A treatment given in addition to the main form of treatment (e.g. chemotherapy in addition to surgery) that aims to delay or prevent recurring disease by destroying possible remaining cancer cells.
A section of a trial that receives the same treatment. A trial with a treatment and a control group would be called 2-armed.
A trial in which people don’t know whether they’re in the intervention group or the control group. This prevents people from reporting benefits because they believe they’re receiving a new treatment.
The group of patients receiving the standard treatment or placebo in a clinical trial.
Trials designed to compare a new treatment against the standard existing treatment. One group (the trial or intervention group) are given the new treatment, while the other group (the control group) are given the standard existing treatment. If there is no existing treatment, the control group might be given a ‘placebo’.
In these trials neither the patient nor the doctor knows which group the patient is in. This prevents doctor’s expectations from influencing their observations.
Endpoints describe the overall goals of the study. They often include things like overall survival, tumour response or quality of life.
The ‘line’ of treatment describes the order it’s used in. A first-line treatment is the initial treatment given. A second-line treatment is given when a first-line treatment doesn’t work.
A form that a participant signs to indicate they that understand all the information they’ve been given about the trial, and agree to take part.
A study where participants and doctors are aware of which treatment has been assigned. The opposite to a double-blind trial.
A drug designed to look like the drug being tested, but that does not have any effects.
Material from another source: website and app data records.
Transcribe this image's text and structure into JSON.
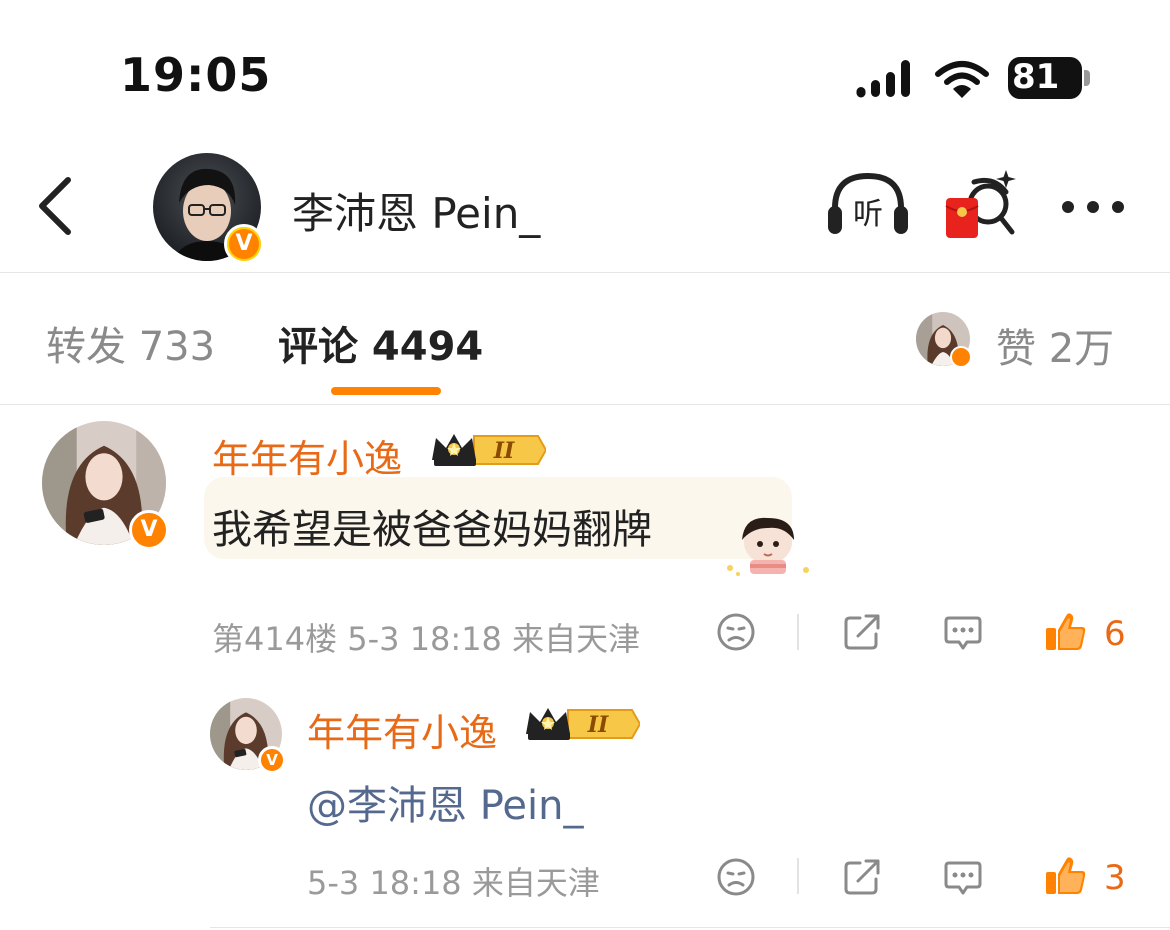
{
  "status_bar": {
    "time": "19:05",
    "battery": "81",
    "icons": [
      "cellular-signal-icon",
      "wifi-icon",
      "battery-charging-icon"
    ]
  },
  "header": {
    "back_icon": "chevron-left-icon",
    "username": "李沛恩 Pein_",
    "verified_badge": "V",
    "listen_label": "听",
    "icons": [
      "headphones-listen-icon",
      "red-packet-search-icon",
      "more-dots-icon"
    ]
  },
  "tabs": {
    "repost": "转发 733",
    "comment": "评论 4494",
    "likes": "赞 2万",
    "active": "comment",
    "accent": "#ff8200"
  },
  "comments": [
    {
      "username": "年年有小逸",
      "badge": "II",
      "verified_badge": "V",
      "text": "我希望是被爸爸妈妈翻牌",
      "floor": "第414楼",
      "meta": "第414楼 5-3 18:18 来自天津",
      "likes": "6",
      "sticker": "chibi-boy-sticker"
    },
    {
      "username": "年年有小逸",
      "badge": "II",
      "verified_badge": "V",
      "text": "@李沛恩 Pein_",
      "meta": "5-3 18:18 来自天津",
      "likes": "3"
    }
  ],
  "colors": {
    "username": "#e86a17",
    "mention": "#55698f",
    "meta": "#9a9a9a"
  }
}
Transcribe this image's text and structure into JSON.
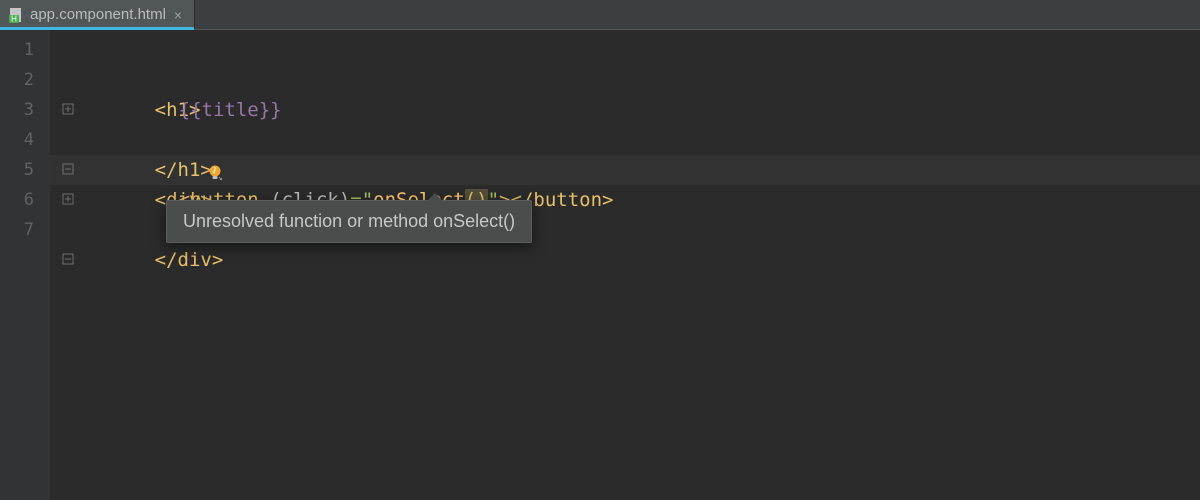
{
  "tab": {
    "filename": "app.component.html",
    "close_glyph": "×",
    "icon_badge": "H"
  },
  "gutter": {
    "lines": [
      "1",
      "2",
      "3",
      "4",
      "5",
      "6",
      "7"
    ]
  },
  "code": {
    "l1": {
      "open_lt": "<",
      "tag": "h1",
      "close_gt": ">"
    },
    "l2": {
      "expr": "{{title}}"
    },
    "l3": {
      "open_lt": "</",
      "tag": "h1",
      "close_gt": ">"
    },
    "l4": {
      "open_lt": "<",
      "tag": "div",
      "close_gt": ">"
    },
    "l5": {
      "open_lt": "<",
      "tag": "button",
      "space": " ",
      "attr": "(click)",
      "eq": "=",
      "q1": "\"",
      "func": "onSelect",
      "p1": "(",
      "p2": ")",
      "q2": "\"",
      "close1": ">",
      "end_open": "</",
      "end_tag": "button",
      "end_close": ">"
    },
    "l6": {
      "open_lt": "</",
      "tag": "div",
      "close_gt": ">"
    }
  },
  "tooltip": {
    "text": "Unresolved function or method onSelect()"
  }
}
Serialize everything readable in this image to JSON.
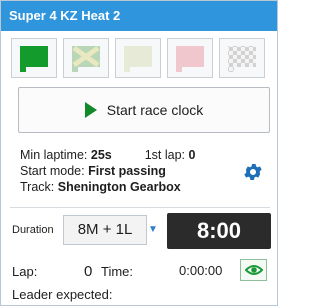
{
  "header": {
    "title": "Super 4 KZ Heat 2"
  },
  "flags": [
    {
      "name": "green",
      "state": "active"
    },
    {
      "name": "green-yellow-crossed",
      "state": "disabled"
    },
    {
      "name": "white",
      "state": "disabled"
    },
    {
      "name": "red",
      "state": "disabled"
    },
    {
      "name": "chequered",
      "state": "disabled"
    }
  ],
  "start_button": {
    "label": "Start race clock"
  },
  "info": {
    "min_laptime_label": "Min laptime:",
    "min_laptime_value": "25s",
    "first_lap_label": "1st lap:",
    "first_lap_value": "0",
    "start_mode_label": "Start mode:",
    "start_mode_value": "First passing",
    "track_label": "Track:",
    "track_value": "Shenington Gearbox"
  },
  "duration": {
    "label": "Duration",
    "value": "8M + 1L",
    "arrow": "▼"
  },
  "timer": {
    "value": "8:00"
  },
  "lap": {
    "label": "Lap:",
    "value": "0"
  },
  "time": {
    "label": "Time:",
    "value": "0:00:00"
  },
  "leader": {
    "label": "Leader expected:"
  },
  "colors": {
    "header_bg": "#2f95dc",
    "green_flag": "#139b2c",
    "timer_bg": "#2b2b2b",
    "gear": "#1f6fb8",
    "eye": "#1c9a3a"
  }
}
By comparing the effects of a treatment to the effects of a placebo, researchers can find out how effective the new treatment really is.
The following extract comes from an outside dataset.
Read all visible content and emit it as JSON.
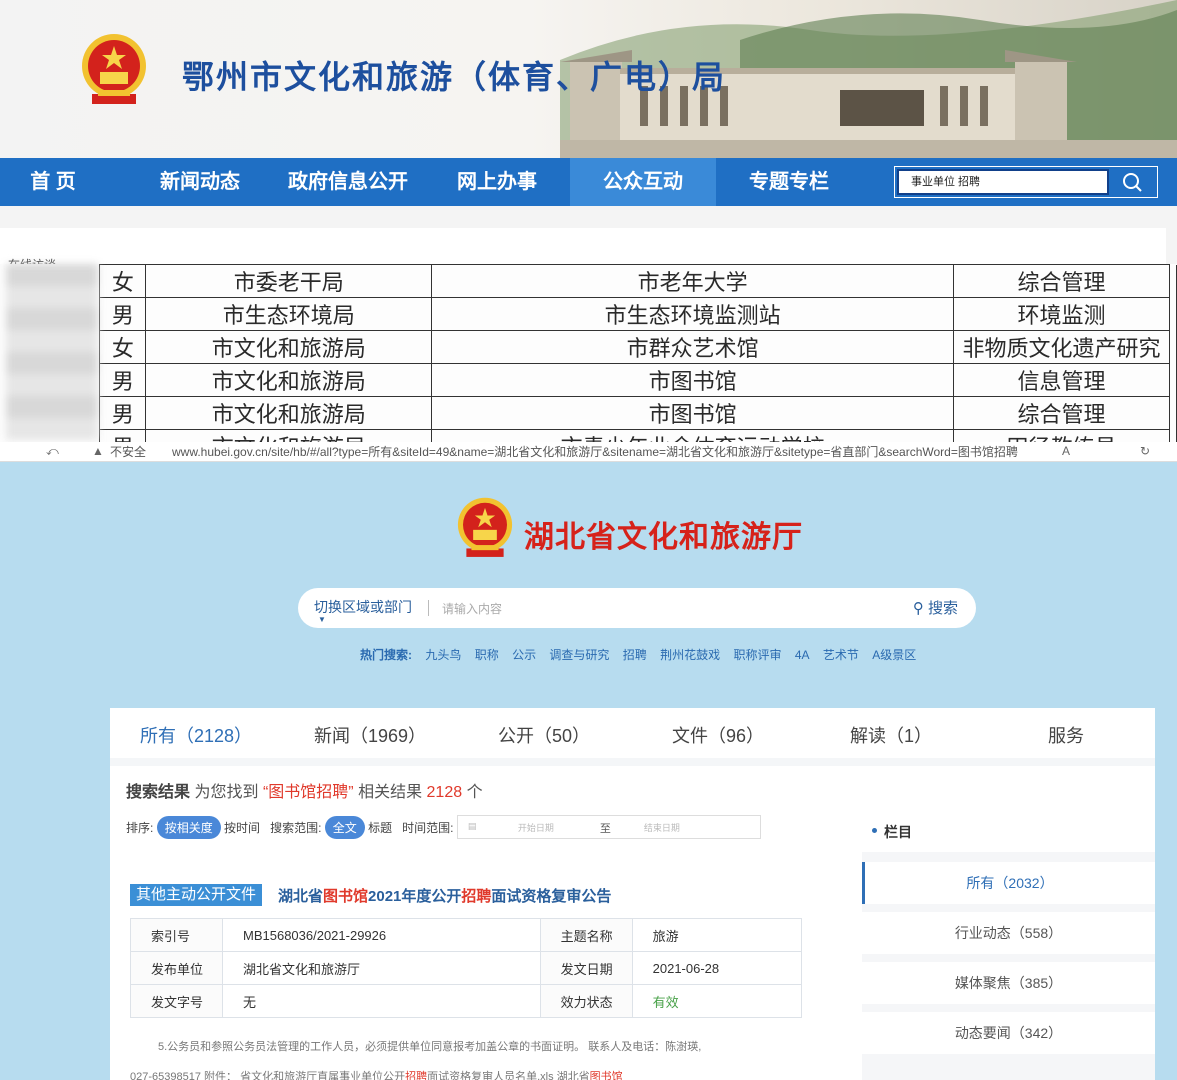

The scientist or doctor in charge of the clinical trial.
A plan that outlines how a clinical trial will be carried out, and why it is being done.
A trials in which patients are randomly allocated to groups to ensure the treatment and control groups have a similar mix of people of different ages, sexes and states of health.
An unintended effect of a drug or treatment.
The best proven treatment based on testing.
The group of patients receiving the new treatment in a clinical trial.